### AIM OF THE TASK:
Print the listing exactly as it stands, and skip any pictures in it.

### THE DATA:
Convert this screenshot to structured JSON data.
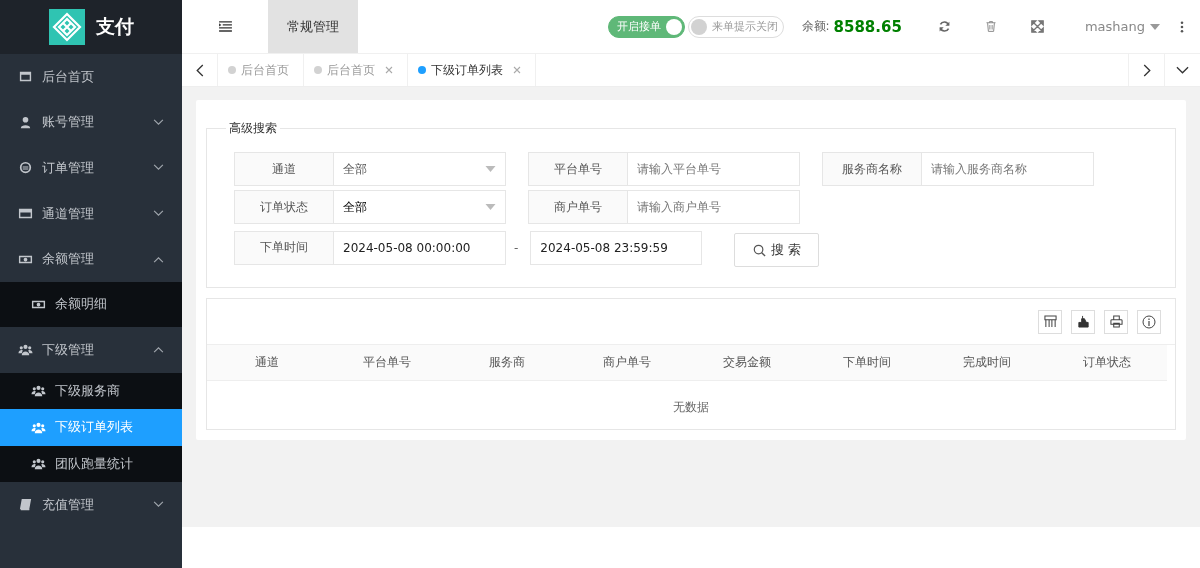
{
  "logo": {
    "title": "支付"
  },
  "sidebar": {
    "items": [
      {
        "label": "后台首页",
        "kind": "window",
        "selected": false
      },
      {
        "label": "账号管理",
        "kind": "user",
        "selected": false,
        "expanded": false
      },
      {
        "label": "订单管理",
        "kind": "order",
        "selected": false,
        "expanded": false
      },
      {
        "label": "通道管理",
        "kind": "card",
        "selected": false,
        "expanded": false
      },
      {
        "label": "余额管理",
        "kind": "money",
        "selected": false,
        "expanded": true,
        "children": [
          {
            "label": "余额明细",
            "kind": "money",
            "selected": false
          }
        ]
      },
      {
        "label": "下级管理",
        "kind": "group",
        "selected": false,
        "expanded": true,
        "children": [
          {
            "label": "下级服务商",
            "kind": "group",
            "selected": false
          },
          {
            "label": "下级订单列表",
            "kind": "group",
            "selected": true
          },
          {
            "label": "团队跑量统计",
            "kind": "group",
            "selected": false
          }
        ]
      },
      {
        "label": "充值管理",
        "kind": "book",
        "selected": false,
        "expanded": false
      }
    ]
  },
  "header": {
    "nav_tabs": [
      {
        "label": "常规管理",
        "selected": true
      }
    ],
    "switches": [
      {
        "label": "开启接单",
        "on": true
      },
      {
        "label": "来单提示关闭",
        "on": false
      }
    ],
    "balance_label": "余额:",
    "balance": "8588.65",
    "user": "mashang"
  },
  "tabs": [
    {
      "label": "后台首页",
      "selected": false,
      "closable": false
    },
    {
      "label": "后台首页",
      "selected": false,
      "closable": true
    },
    {
      "label": "下级订单列表",
      "selected": true,
      "closable": true
    }
  ],
  "search": {
    "legend": "高级搜索",
    "rows": [
      [
        {
          "label": "通道",
          "kind": "select",
          "value": "全部",
          "strong": false
        },
        {
          "label": "平台单号",
          "kind": "input",
          "placeholder": "请输入平台单号"
        },
        {
          "label": "服务商名称",
          "kind": "input",
          "placeholder": "请输入服务商名称"
        }
      ],
      [
        {
          "label": "订单状态",
          "kind": "select",
          "value": "全部",
          "strong": true
        },
        {
          "label": "商户单号",
          "kind": "input",
          "placeholder": "请输入商户单号"
        }
      ]
    ],
    "time": {
      "label": "下单时间",
      "start": "2024-05-08 00:00:00",
      "separator": "-",
      "end": "2024-05-08 23:59:59"
    },
    "button": "搜 索"
  },
  "table": {
    "columns": [
      "通道",
      "平台单号",
      "服务商",
      "商户单号",
      "交易金额",
      "下单时间",
      "完成时间",
      "订单状态"
    ],
    "empty_text": "无数据"
  }
}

### ANSWER BELOW:
Convert this screenshot to structured JSON data.
{
  "logo": {
    "title": "支付"
  },
  "sidebar": {
    "items": [
      {
        "label": "后台首页",
        "kind": "window",
        "selected": false
      },
      {
        "label": "账号管理",
        "kind": "user",
        "selected": false,
        "expanded": false
      },
      {
        "label": "订单管理",
        "kind": "order",
        "selected": false,
        "expanded": false
      },
      {
        "label": "通道管理",
        "kind": "card",
        "selected": false,
        "expanded": false
      },
      {
        "label": "余额管理",
        "kind": "money",
        "selected": false,
        "expanded": true,
        "children": [
          {
            "label": "余额明细",
            "kind": "money",
            "selected": false
          }
        ]
      },
      {
        "label": "下级管理",
        "kind": "group",
        "selected": false,
        "expanded": true,
        "children": [
          {
            "label": "下级服务商",
            "kind": "group",
            "selected": false
          },
          {
            "label": "下级订单列表",
            "kind": "group",
            "selected": true
          },
          {
            "label": "团队跑量统计",
            "kind": "group",
            "selected": false
          }
        ]
      },
      {
        "label": "充值管理",
        "kind": "book",
        "selected": false,
        "expanded": false
      }
    ]
  },
  "header": {
    "nav_tabs": [
      {
        "label": "常规管理",
        "selected": true
      }
    ],
    "switches": [
      {
        "label": "开启接单",
        "on": true
      },
      {
        "label": "来单提示关闭",
        "on": false
      }
    ],
    "balance_label": "余额:",
    "balance": "8588.65",
    "user": "mashang"
  },
  "tabs": [
    {
      "label": "后台首页",
      "selected": false,
      "closable": false
    },
    {
      "label": "后台首页",
      "selected": false,
      "closable": true
    },
    {
      "label": "下级订单列表",
      "selected": true,
      "closable": true
    }
  ],
  "search": {
    "legend": "高级搜索",
    "rows": [
      [
        {
          "label": "通道",
          "kind": "select",
          "value": "全部",
          "strong": false
        },
        {
          "label": "平台单号",
          "kind": "input",
          "placeholder": "请输入平台单号"
        },
        {
          "label": "服务商名称",
          "kind": "input",
          "placeholder": "请输入服务商名称"
        }
      ],
      [
        {
          "label": "订单状态",
          "kind": "select",
          "value": "全部",
          "strong": true
        },
        {
          "label": "商户单号",
          "kind": "input",
          "placeholder": "请输入商户单号"
        }
      ]
    ],
    "time": {
      "label": "下单时间",
      "start": "2024-05-08 00:00:00",
      "separator": "-",
      "end": "2024-05-08 23:59:59"
    },
    "button": "搜 索"
  },
  "table": {
    "columns": [
      "通道",
      "平台单号",
      "服务商",
      "商户单号",
      "交易金额",
      "下单时间",
      "完成时间",
      "订单状态"
    ],
    "empty_text": "无数据"
  }
}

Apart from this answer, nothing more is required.